A claim can be filed for negligence when an elderly patient suffers an injury or death as the result of neglect in a nursing home. Generally, these claims are similar to any claim of negligence by a patient in a hospital. However, when an elderly patient dies as a result of such neglect, the heirs can claim damages for both the death and for pain and suffering the patient experienced before death. In Nevada when such neglect occurs in a nursing home or assisted living or other facilities that care for the elderly, double damages may be applied.


Every state has an arbitrary time limit within which a plaintiff must file a claim in court or loss the right to do so forever. The statute is not the same in every state.
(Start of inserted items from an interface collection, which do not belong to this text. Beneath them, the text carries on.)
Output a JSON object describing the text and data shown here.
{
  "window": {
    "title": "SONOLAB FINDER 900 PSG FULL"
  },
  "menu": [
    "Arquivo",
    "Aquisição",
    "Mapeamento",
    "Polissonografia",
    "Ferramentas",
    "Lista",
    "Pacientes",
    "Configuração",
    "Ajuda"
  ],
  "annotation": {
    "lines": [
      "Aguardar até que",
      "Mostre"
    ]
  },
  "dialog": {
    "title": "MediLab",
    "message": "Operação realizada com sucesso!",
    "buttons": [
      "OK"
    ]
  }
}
Even in Nevada the rules are not the same between medical malpractice and other types of claims. The rule in medical malpractice in Nevada is one year from the date of the injury or death. In wrongful death, the date is usually alterable. However, in cases where the plaintiff is still alive and brings a claim, the date of the negligent act may not be known. In such cases the rule allows the plaintiff to bring an action for medical malpractice within one year of the time when the plaintiff first became aware of or should of become aware of the negligent act. Because the correct interpretation of this statute in such cases involved a knowledge of the law and precedents, it is best to consult with an experienced medical malpractice attorney whenever there is any question about the statute of limitations.

There is at least one significant exception to the general rule of one year for medical malpractice cases. In cases involving brain or spinal cord injury to a child, the action must be filed by age 11.

Again, because the law in this area is very specific and unlike laws in other personal injury or death cases, it is important to consult an attorney with experience in all types of medical malpractice claims.


The most important issue in any wrongful death claim is the cause of death. To succeed on a wrongful death claim, the plaintiff must be able to prove that there was negligence on the part of a doctor or nurse that caused the death of the patient. In almost any hospitalization, there are usually multiple acts of negligence, including medication errors, lab errors, or other treatment errors, that may or may not be related to the cause of death. When a patient dies, the doctors involved in the care of the patient may not ask for an autopsy. Because of the importance of linking the cause of death to negligent care, an autopsy is usually required to be successful in a wrongful death claim. Without an autopsy to establish the specific cause of death and the significance of any underlying conditions, it may not be possible to prove that negligent care was the cause of death.